• _YOUR GOAL_
Leaving the pictures aside, repeat each line below exactly.
[TASK INPUTS — start]
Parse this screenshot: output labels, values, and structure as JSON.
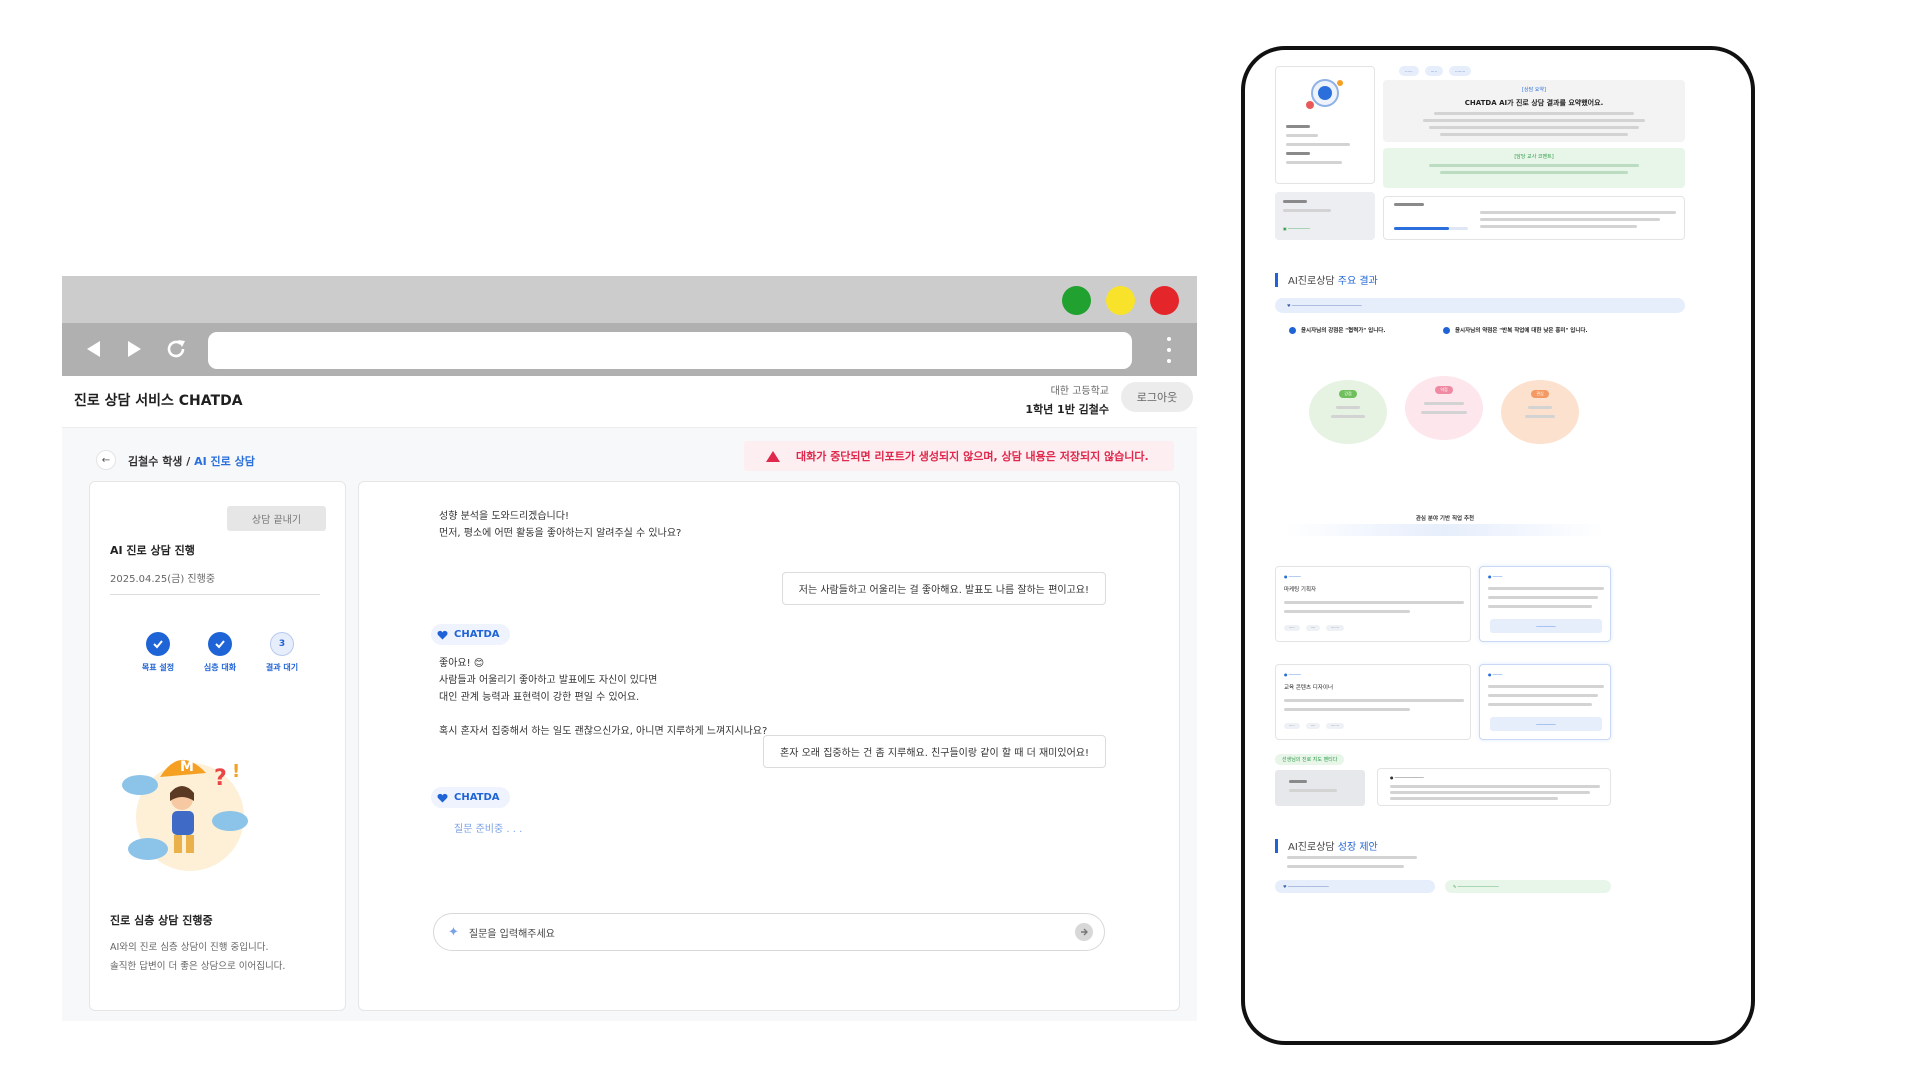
{
  "browser": {
    "controls": {
      "back": "back-arrow",
      "forward": "forward-arrow",
      "reload": "reload-icon",
      "menu": "kebab-menu"
    },
    "traffic_lights": [
      "#21a12f",
      "#f8e32a",
      "#e4262a"
    ],
    "url": ""
  },
  "app": {
    "title": "진로 상담 서비스 CHATDA",
    "school": "대한 고등학교",
    "student": "1학년 1반 김철수",
    "logout_label": "로그아웃"
  },
  "breadcrumb": {
    "student": "김철수 학생 / ",
    "current": "AI 진로 상담"
  },
  "warning": "대화가 중단되면 리포트가 생성되지 않으며, 상담 내용은 저장되지 않습니다.",
  "sidebar": {
    "end_button": "상담 끝내기",
    "title": "AI 진로 상담 진행",
    "date": "2025.04.25(금) 진행중",
    "steps": [
      {
        "label": "목표 설정",
        "state": "done"
      },
      {
        "label": "심층 대화",
        "state": "done"
      },
      {
        "number": "3",
        "label": "결과 대기",
        "state": "pending"
      }
    ],
    "caption_title": "진로 심층 상담 진행중",
    "caption_line1": "AI와의 진로 심층 상담이 진행 중입니다.",
    "caption_line2": "솔직한 답변이 더 좋은 상담으로 이어집니다."
  },
  "chat": {
    "messages": [
      {
        "role": "bot",
        "text": "성향 분석을 도와드리겠습니다!\n먼저, 평소에 어떤 활동을 좋아하는지 알려주실 수 있나요?"
      },
      {
        "role": "user",
        "text": "저는 사람들하고 어울리는 걸 좋아해요. 발표도 나름 잘하는 편이고요!"
      },
      {
        "role": "bot_tag",
        "text": "CHATDA"
      },
      {
        "role": "bot",
        "text": "좋아요! 😊\n사람들과 어울리기 좋아하고 발표에도 자신이 있다면\n대인 관계 능력과 표현력이 강한 편일 수 있어요.\n\n혹시 혼자서 집중해서 하는 일도 괜찮으신가요, 아니면 지루하게 느껴지시나요?"
      },
      {
        "role": "user",
        "text": "혼자 오래 집중하는 건 좀 지루해요. 친구들이랑 같이 할 때 더 재미있어요!"
      },
      {
        "role": "bot_tag",
        "text": "CHATDA"
      }
    ],
    "typing": "질문 준비중 . . .",
    "input_placeholder": "질문을 입력해주세요"
  },
  "report": {
    "chips": [
      "",
      "",
      ""
    ],
    "summary_head": "[상담 요약]",
    "summary_title": "CHATDA AI가 진로 상담 결과를 요약했어요.",
    "teacher_head": "[담당 교사 코멘트]",
    "section1_prefix": "AI진로상담 ",
    "section1_highlight": "주요 결과",
    "strength": "윤시자님의 강점은 \"협력가\" 입니다.",
    "weakness": "윤시자님의 약점은 \"반복 작업에 대한 낮은 흥미\" 입니다.",
    "bubbles": [
      "강점",
      "약점",
      "관심"
    ],
    "center_title": "관심 분야 기반 직업 추천",
    "job1": "마케팅 기획자",
    "job2": "교육 콘텐츠 디자이너",
    "mentor_chip": "선생님의 진로 지도 멘티다",
    "section2_prefix": "AI진로상담 ",
    "section2_highlight": "성장 제안"
  }
}
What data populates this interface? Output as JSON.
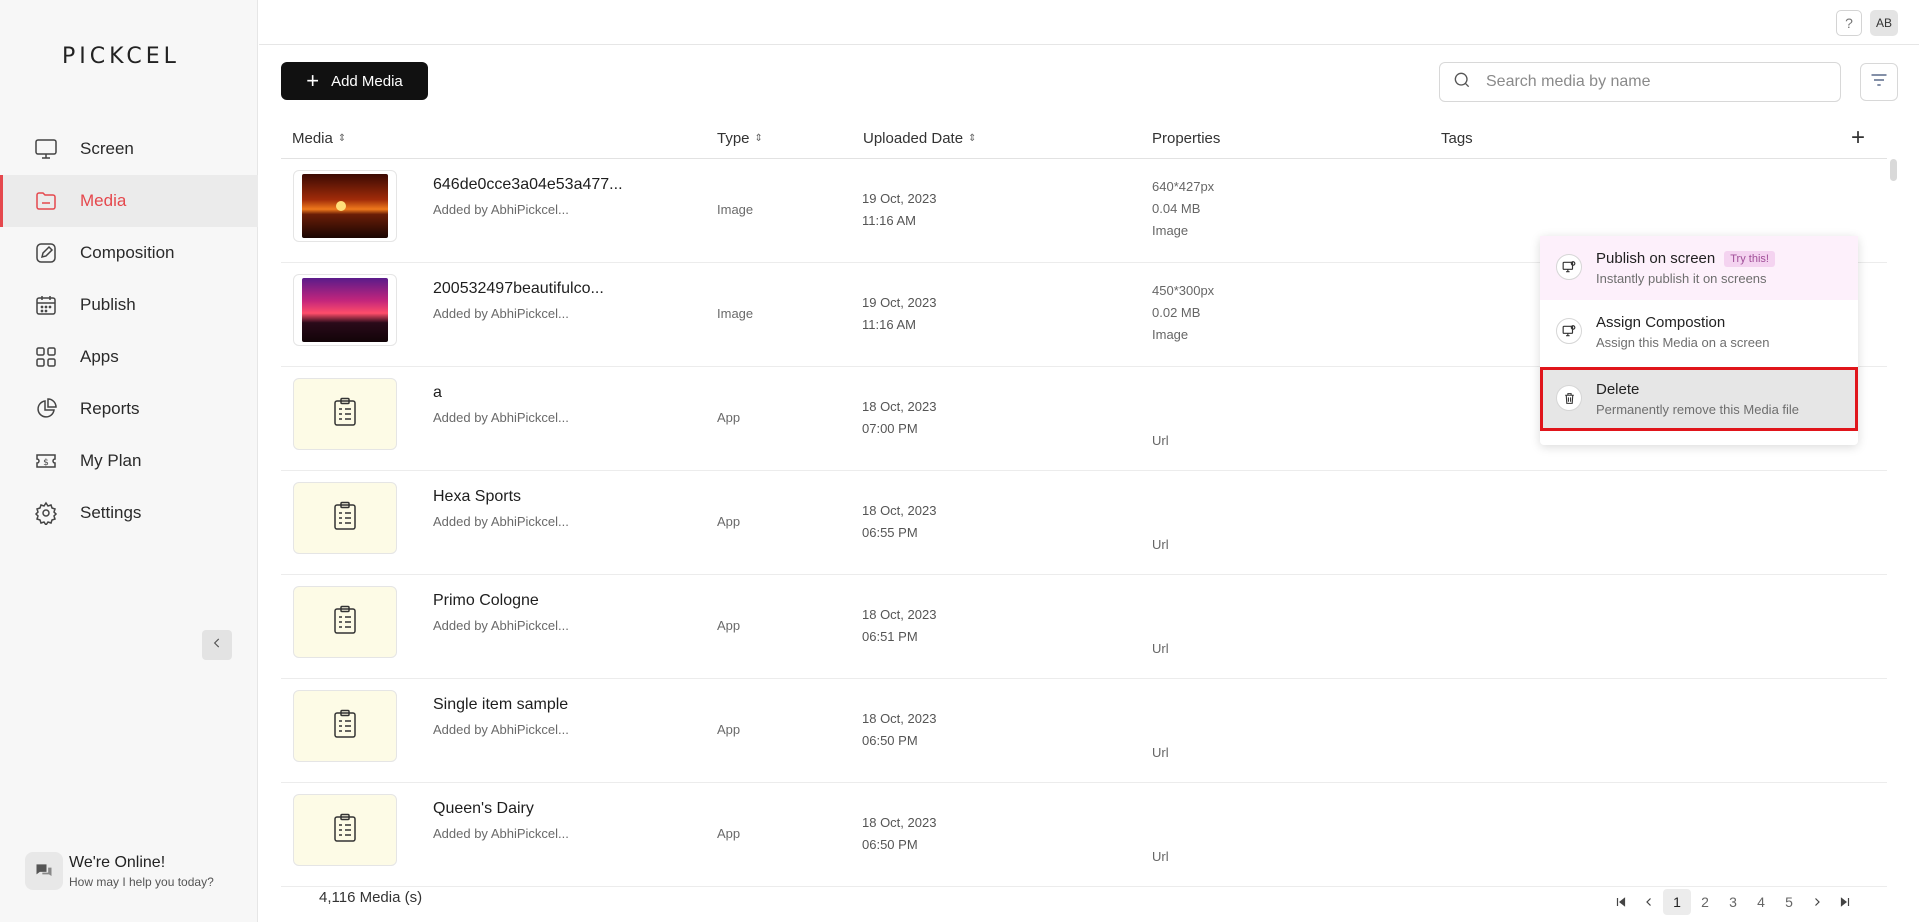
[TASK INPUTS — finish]
• _ANSWER TO THIS PROBLEM_
Parse this screenshot: output labels, values, and structure as JSON.
{
  "browser": {
    "controls": {
      "back": "back-arrow",
      "forward": "forward-arrow",
      "reload": "reload-icon",
      "menu": "kebab-menu"
    },
    "traffic_lights": [
      "#21a12f",
      "#f8e32a",
      "#e4262a"
    ],
    "url": ""
  },
  "app": {
    "title": "진로 상담 서비스 CHATDA",
    "school": "대한 고등학교",
    "student": "1학년 1반 김철수",
    "logout_label": "로그아웃"
  },
  "breadcrumb": {
    "student": "김철수 학생 / ",
    "current": "AI 진로 상담"
  },
  "warning": "대화가 중단되면 리포트가 생성되지 않으며, 상담 내용은 저장되지 않습니다.",
  "sidebar": {
    "end_button": "상담 끝내기",
    "title": "AI 진로 상담 진행",
    "date": "2025.04.25(금) 진행중",
    "steps": [
      {
        "label": "목표 설정",
        "state": "done"
      },
      {
        "label": "심층 대화",
        "state": "done"
      },
      {
        "number": "3",
        "label": "결과 대기",
        "state": "pending"
      }
    ],
    "caption_title": "진로 심층 상담 진행중",
    "caption_line1": "AI와의 진로 심층 상담이 진행 중입니다.",
    "caption_line2": "솔직한 답변이 더 좋은 상담으로 이어집니다."
  },
  "chat": {
    "messages": [
      {
        "role": "bot",
        "text": "성향 분석을 도와드리겠습니다!\n먼저, 평소에 어떤 활동을 좋아하는지 알려주실 수 있나요?"
      },
      {
        "role": "user",
        "text": "저는 사람들하고 어울리는 걸 좋아해요. 발표도 나름 잘하는 편이고요!"
      },
      {
        "role": "bot_tag",
        "text": "CHATDA"
      },
      {
        "role": "bot",
        "text": "좋아요! 😊\n사람들과 어울리기 좋아하고 발표에도 자신이 있다면\n대인 관계 능력과 표현력이 강한 편일 수 있어요.\n\n혹시 혼자서 집중해서 하는 일도 괜찮으신가요, 아니면 지루하게 느껴지시나요?"
      },
      {
        "role": "user",
        "text": "혼자 오래 집중하는 건 좀 지루해요. 친구들이랑 같이 할 때 더 재미있어요!"
      },
      {
        "role": "bot_tag",
        "text": "CHATDA"
      }
    ],
    "typing": "질문 준비중 . . .",
    "input_placeholder": "질문을 입력해주세요"
  },
  "report": {
    "chips": [
      "",
      "",
      ""
    ],
    "summary_head": "[상담 요약]",
    "summary_title": "CHATDA AI가 진로 상담 결과를 요약했어요.",
    "teacher_head": "[담당 교사 코멘트]",
    "section1_prefix": "AI진로상담 ",
    "section1_highlight": "주요 결과",
    "strength": "윤시자님의 강점은 \"협력가\" 입니다.",
    "weakness": "윤시자님의 약점은 \"반복 작업에 대한 낮은 흥미\" 입니다.",
    "bubbles": [
      "강점",
      "약점",
      "관심"
    ],
    "center_title": "관심 분야 기반 직업 추천",
    "job1": "마케팅 기획자",
    "job2": "교육 콘텐츠 디자이너",
    "mentor_chip": "선생님의 진로 지도 멘티다",
    "section2_prefix": "AI진로상담 ",
    "section2_highlight": "성장 제안"
  }
}
What data populates this interface? Output as JSON.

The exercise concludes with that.